Such people understand what it is to be humble, to live without plenty, to be someone who is considered different, to be called a sinner. They have no masks. They have no appearances to keep up. More often than not, they understand what it means to accept others, to rely on faith, to give, to serve, to enjoy simple pleasures of friendship, parties, drink and fun. The earthy, dirty, and profane ones are often those who hold the keys to love and life.
Jesus did not call us to as much serve these people. He called us to join them and to BE one of them: to live without the small worries of property, to throw off the hypocritical standards of pious living, to let go of ego, to reject life diminishing fears of pain and death. The kingdom of God is here right now folks. Make it better. Enjoy it. Share it with others. Embrace it.

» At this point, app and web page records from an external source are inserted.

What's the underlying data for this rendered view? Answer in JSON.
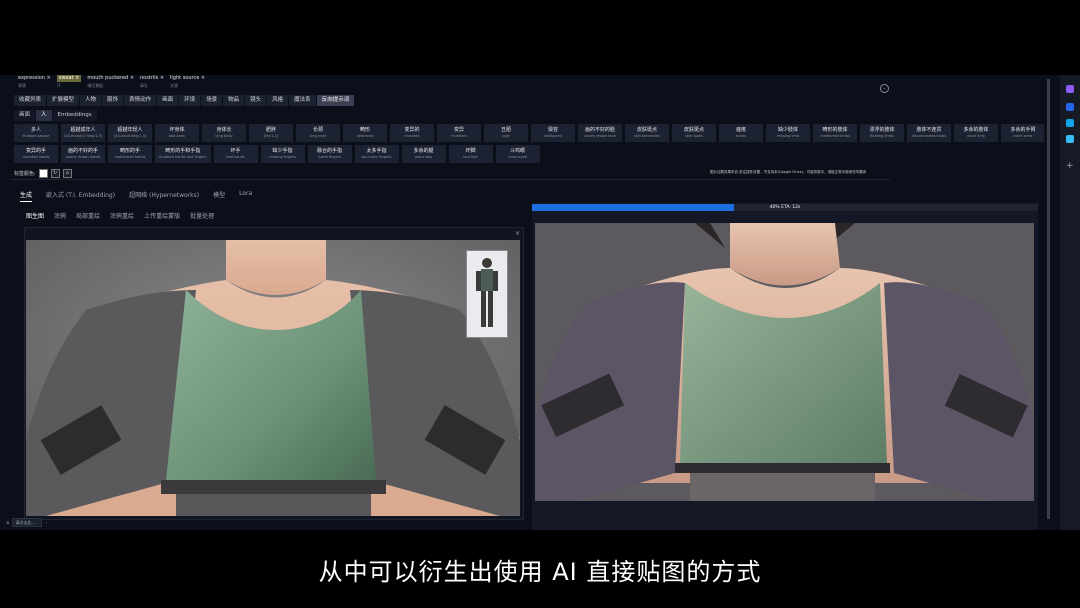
{
  "prompt_tags": [
    {
      "en": "expression",
      "cn": "表情",
      "highlight": false
    },
    {
      "en": "sweat",
      "cn": "汗",
      "highlight": true
    },
    {
      "en": "mouth puckered",
      "cn": "嘴巴撅起",
      "highlight": false
    },
    {
      "en": "nostrils",
      "cn": "鼻孔",
      "highlight": false
    },
    {
      "en": "light source",
      "cn": "光源",
      "highlight": false
    }
  ],
  "category_tabs": [
    "收藏列表",
    "扩展模型",
    "人物",
    "服饰",
    "表情动作",
    "画面",
    "环境",
    "场景",
    "物品",
    "镜头",
    "风格",
    "魔法系",
    "反向提示词"
  ],
  "active_category": "反向提示词",
  "sub_tabs": [
    "画面",
    "人",
    "Embeddings"
  ],
  "active_sub_tab": "人",
  "tag_rows": [
    [
      {
        "cn": "多人",
        "en": "Multiple people"
      },
      {
        "cn": "超越成年人",
        "en": "(AS-YoungV2 Neg:1.3)"
      },
      {
        "cn": "超越年轻人",
        "en": "(AS-Adult Neg:1.3)"
      },
      {
        "cn": "坏身体",
        "en": "bad body"
      },
      {
        "cn": "身体长",
        "en": "long body"
      },
      {
        "cn": "肥胖",
        "en": "(fat:1.2)"
      },
      {
        "cn": "长颈",
        "en": "long neck"
      },
      {
        "cn": "畸形",
        "en": "deformed"
      },
      {
        "cn": "变异的",
        "en": "mutated"
      },
      {
        "cn": "变异",
        "en": "mutation"
      },
      {
        "cn": "丑陋",
        "en": "ugly"
      },
      {
        "cn": "毁容",
        "en": "disfigured"
      },
      {
        "cn": "画的不好的脸",
        "en": "poorly drawn face"
      },
      {
        "cn": "皮肤斑点",
        "en": "skin blemishes"
      },
      {
        "cn": "皮肤斑点",
        "en": "skin spots"
      },
      {
        "cn": "痤疮",
        "en": "acnes"
      },
      {
        "cn": "缺少肢体",
        "en": "missing limb"
      },
      {
        "cn": "畸形的肢体",
        "en": "malformed limbs"
      },
      {
        "cn": "漂浮的肢体",
        "en": "floating limbs"
      },
      {
        "cn": "肢体不连贯",
        "en": "disconnected limbs"
      },
      {
        "cn": "多余的肢体",
        "en": "extra limb"
      },
      {
        "cn": "多余的手臂",
        "en": "extra arms"
      }
    ],
    [
      {
        "cn": "变异的手",
        "en": "mutated hands"
      },
      {
        "cn": "画的不好的手",
        "en": "poorly drawn hands"
      },
      {
        "cn": "畸形的手",
        "en": "malformed hands"
      },
      {
        "cn": "畸形的手和手指",
        "en": "mutated hands and fingers"
      },
      {
        "cn": "坏手",
        "en": "bad hands"
      },
      {
        "cn": "缺少手指",
        "en": "missing fingers"
      },
      {
        "cn": "融合的手指",
        "en": "fused fingers"
      },
      {
        "cn": "太多手指",
        "en": "too many fingers"
      },
      {
        "cn": "多余的腿",
        "en": "extra legs"
      },
      {
        "cn": "坏脚",
        "en": "bad feet"
      },
      {
        "cn": "斗鸡眼",
        "en": "cross-eyed"
      }
    ]
  ],
  "color_label": "标签颜色:",
  "note_text": "图片加载效果来自 前往插件设置，不支持本(Google Drive)，可能导致中，请能正常中使用完毕翻译",
  "main_tabs": [
    "生成",
    "嵌入式 (T.I. Embedding)",
    "超网络 (Hypernetworks)",
    "模型",
    "Lora"
  ],
  "active_main_tab": "生成",
  "img_tabs": [
    "图生图",
    "涂鸦",
    "局部重绘",
    "涂鸦重绘",
    "上传重绘蒙版",
    "批量处理"
  ],
  "active_img_tab": "图生图",
  "progress": {
    "fraction": 0.4,
    "text": "40% ETA: 12s"
  },
  "bottom_input_placeholder": "请点击此...",
  "panel_close": "×",
  "expand_icon": "⌄",
  "caption": "从中可以衍生出使用 AI 直接贴图的方式"
}
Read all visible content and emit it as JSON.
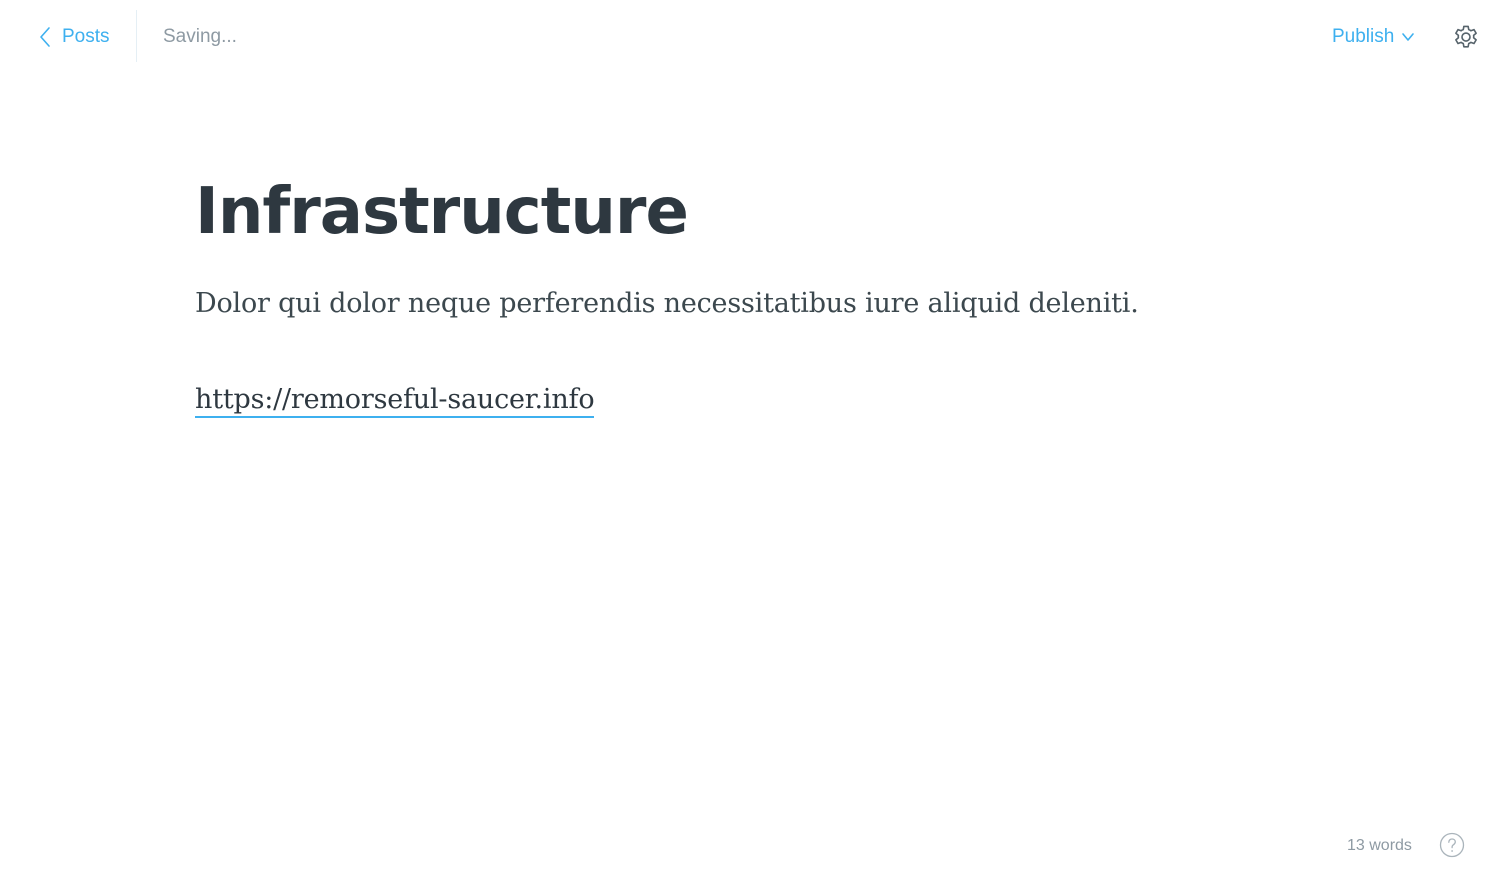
{
  "header": {
    "back_label": "Posts",
    "status": "Saving...",
    "publish_label": "Publish"
  },
  "post": {
    "title": "Infrastructure",
    "body": "Dolor qui dolor neque perferendis necessitatibus iure aliquid deleniti.",
    "link": "https://remorseful-saucer.info"
  },
  "footer": {
    "word_count": "13 words"
  },
  "icons": {
    "back": "chevron-left-icon",
    "publish": "chevron-down-icon",
    "settings": "gear-icon",
    "help": "question-circle-icon"
  },
  "colors": {
    "accent": "#3eb0ef",
    "text": "#2e3840",
    "muted": "#8e9aa3",
    "divider": "#e5eff5"
  }
}
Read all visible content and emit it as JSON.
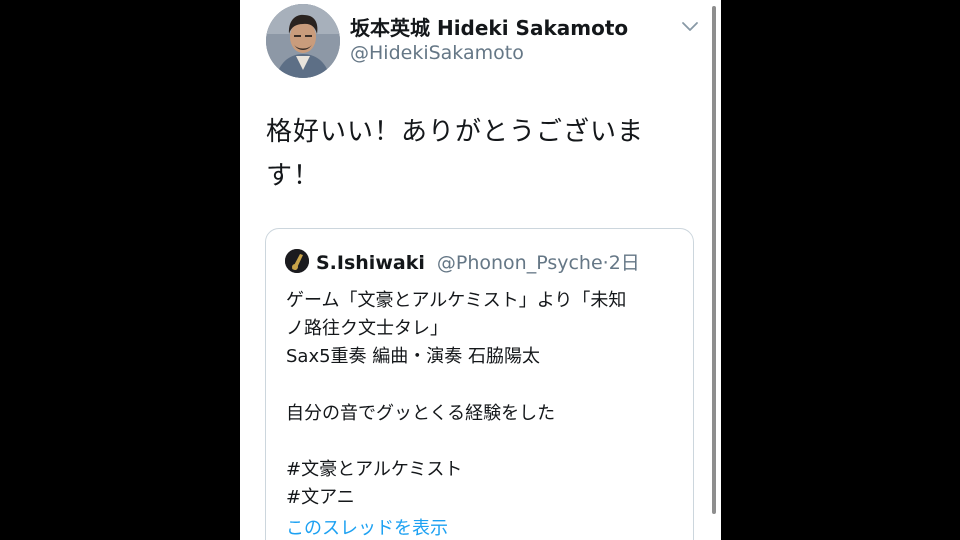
{
  "author": {
    "display_name": "坂本英城 Hideki Sakamoto",
    "handle": "@HidekiSakamoto",
    "avatar_icon": "profile-photo",
    "menu_icon": "chevron-down-icon"
  },
  "tweet": {
    "text": "格好いい！ありがとうございます！"
  },
  "quoted": {
    "name": "S.Ishiwaki",
    "handle": "@Phonon_Psyche",
    "separator": "·",
    "time": "2日",
    "lines": [
      "ゲーム「文豪とアルケミスト」より「未知",
      "ノ路往ク文士タレ」",
      "Sax5重奏 編曲・演奏 石脇陽太",
      "",
      "自分の音でグッとくる経験をした",
      "",
      "#文豪とアルケミスト",
      "#文アニ"
    ],
    "show_thread": "このスレッドを表示"
  },
  "colors": {
    "link": "#1da1f2",
    "secondary_text": "#657786",
    "border": "#ccd6dd",
    "letterbox": "#000000"
  }
}
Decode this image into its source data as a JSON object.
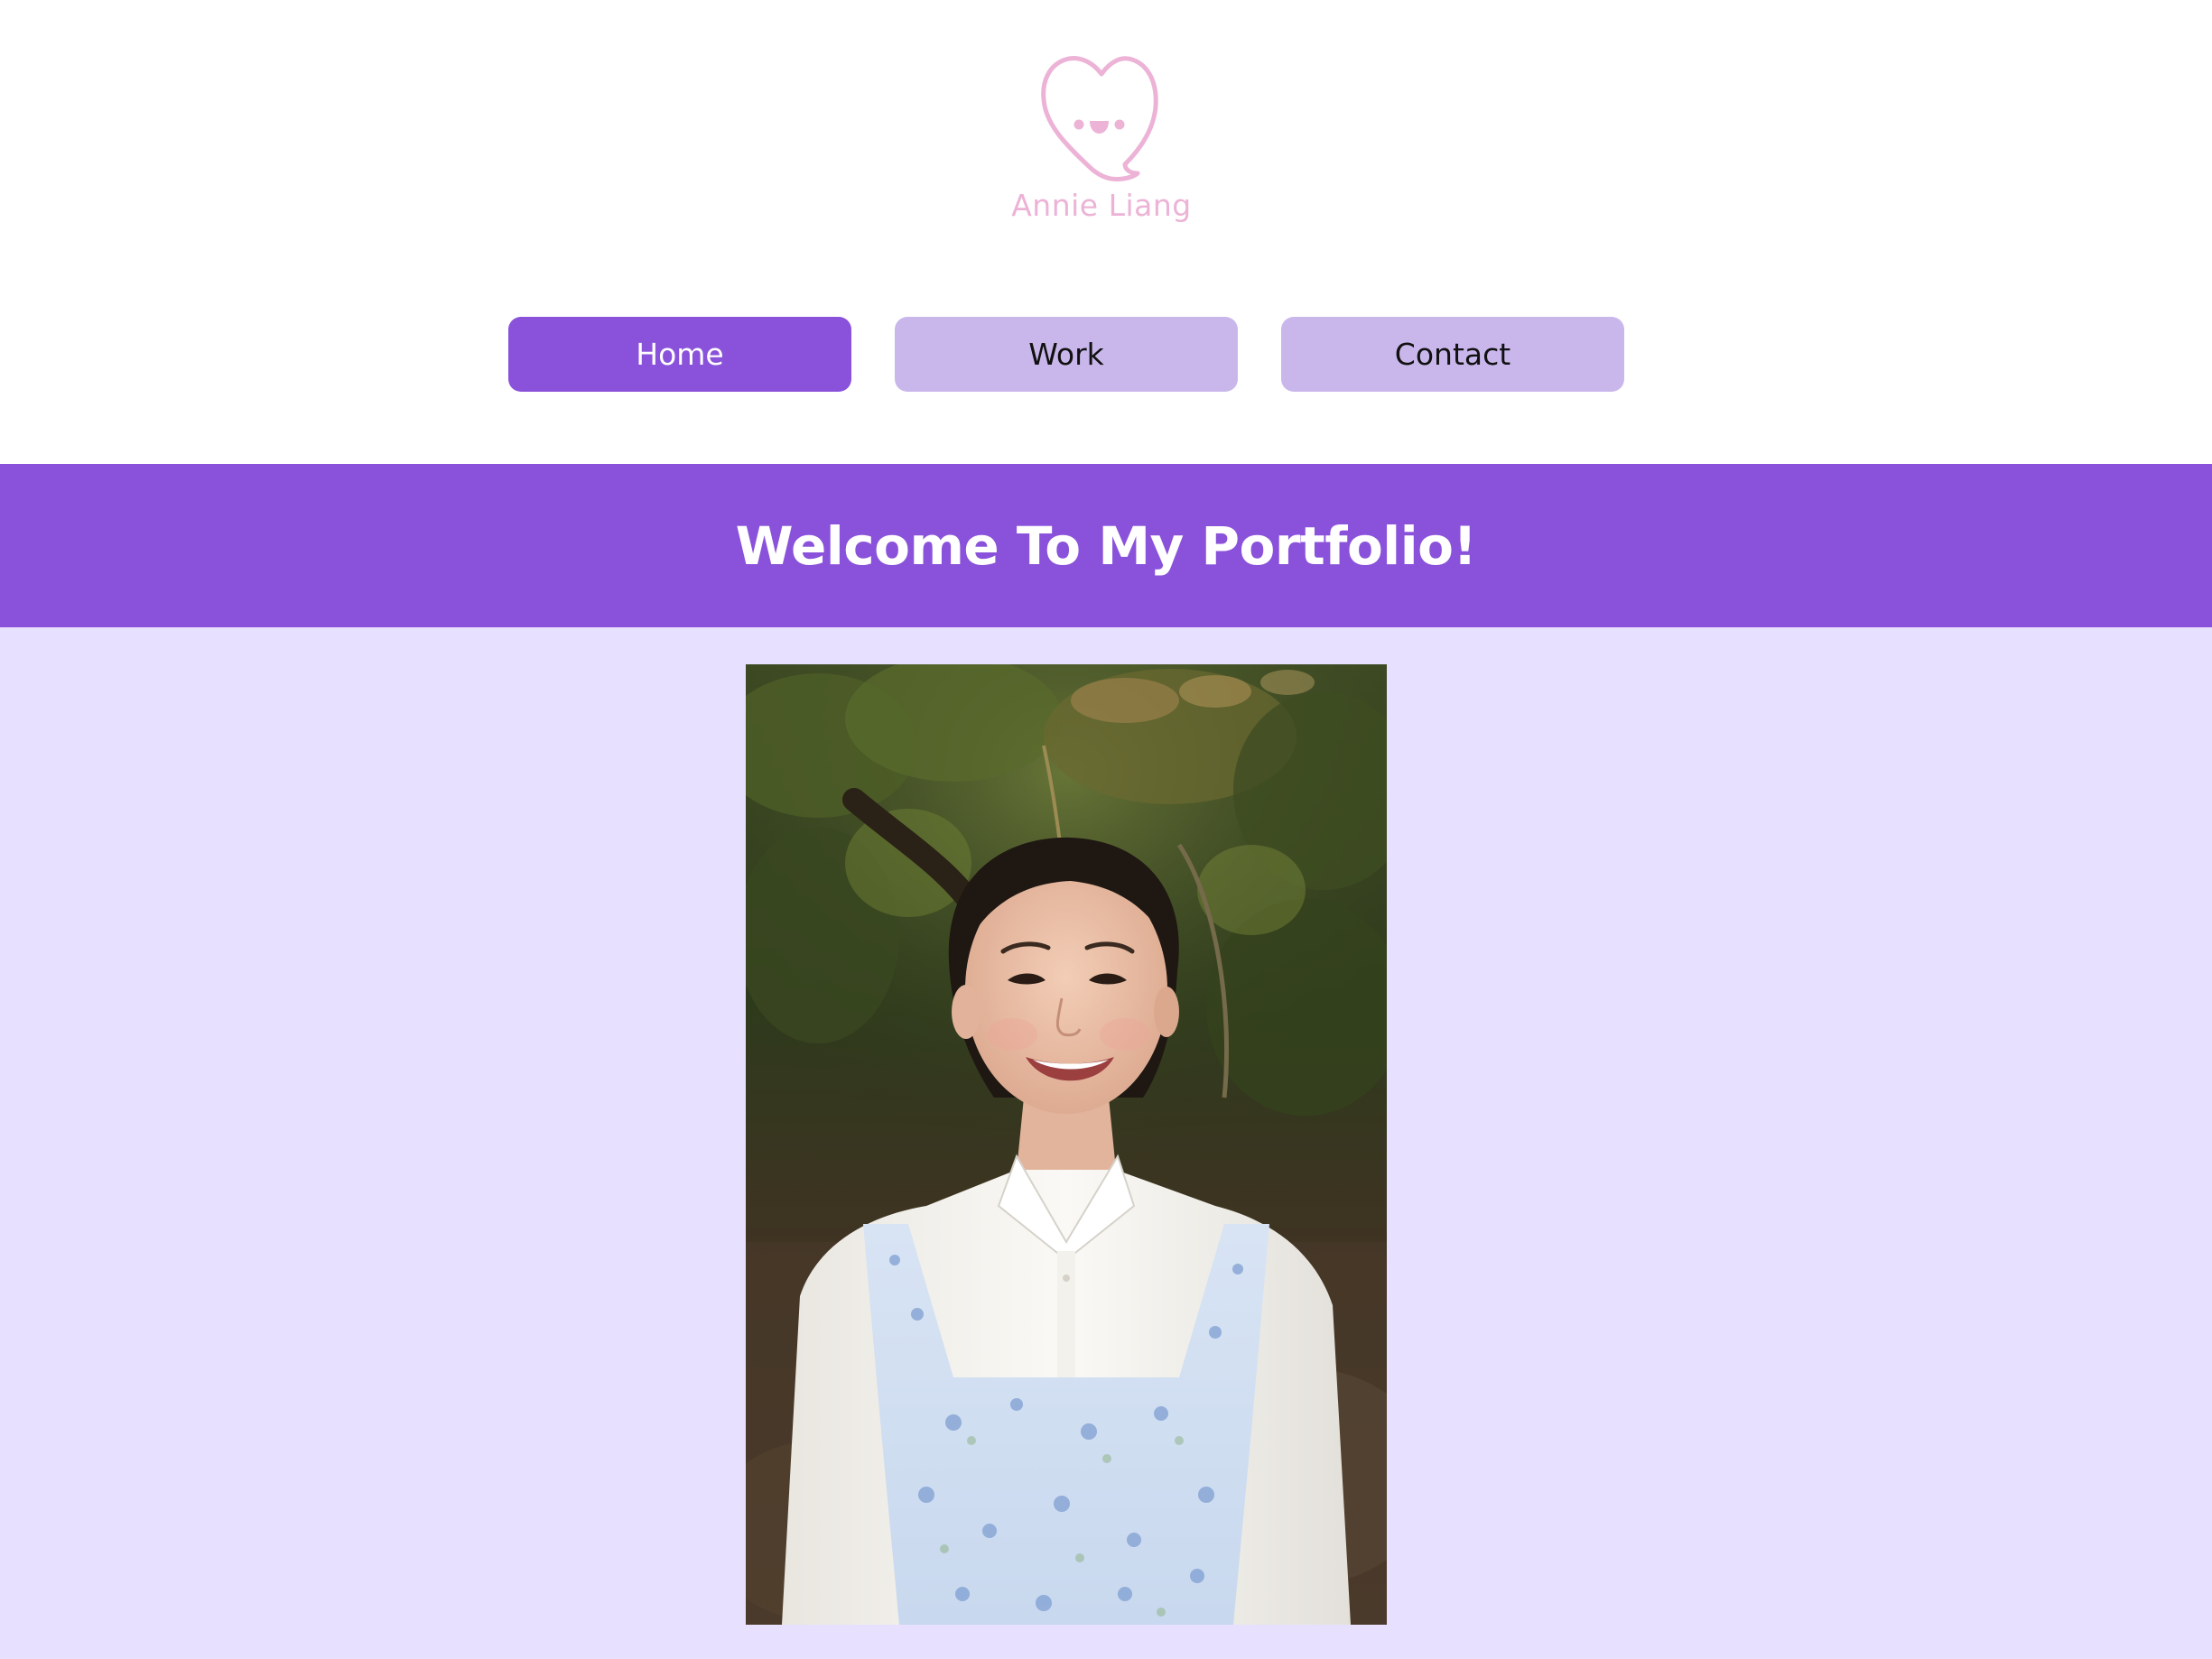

We had a party of sorts here last Sunday. It was a Passover Seder celebration and meal. I was acting my usual Martha self – trying to make sure all of the details were nice. Even so, I had fun too. I really enjoyed a service in which I could also listen to others, eat, laugh, party. What touched me at the time was how this congregation reacted to the guests in our midst. A new couple walked in a bit late, expecting a church service and instead found themselves quickly sitting at a dinner table – one they chose to sit at all alone. A homeless and wheelchair bound man came in too – wanting some food and to share our good times. So too did Adam, the homeless young man who has attended in the past. In the middle of our Seder event, members got up and purposefully went over to sit with and befriend the new couple sitting by themselves. Others helped the man in the wheelchair, got him his food and listened to his story of being an Iraq war veteran down on his luck. Others sat next to and welcomed Adam, once again into our midst.
These were small acts. But they were Jesus acts. Welcome new ones. Good to see you homeless guys. We’re having a party. Join us! I love and deeply admire this little, humble Gathering that does so much.
My friends, what was horribly displayed on that first Good Friday 2000 years ago at the three crosses was hate and death. Hate for the one who is different. Hate for one who advocates for the dispossessed. Hate for the criminal. Hate for those who break religious rules of so-called good behavior. Hate for one who hangs out with and is a friend of alleged sinners and bad people. Death, in all its manifestations of body and spirit, was on display.
What was resurrected three days later on Easter morning was love. Love for others no matter how different. Love for people with all their flaws, sins, diseases and issues. Love for life and its pleasures. Love for reaching out and serving family, friend and stranger. Love for peace and non-violence. Love for humility and generosity.
The death we must fear is not the end of our physical bodies. The death we should fear, instead, is the hate that can infect us and others: the hate that fears those who are different; the hate that wags its hypocritical tongue at the alleged sins of others – all while ignoring more profound sins in the heart, the hate that purposefully looks away from those who suffer in poverty, hunger and hopelessness.
May we, this day of all days, reflect on what it means to celebrate an Easter of laughter, an Easter of joy, an Easter of love and friendship with any and all people – no matter how coarse, sinful or dirty they might appear. For you see, my dear friends, there is no death, only eternal laughter and joy and building a new and better earth. Happy Easter everyone.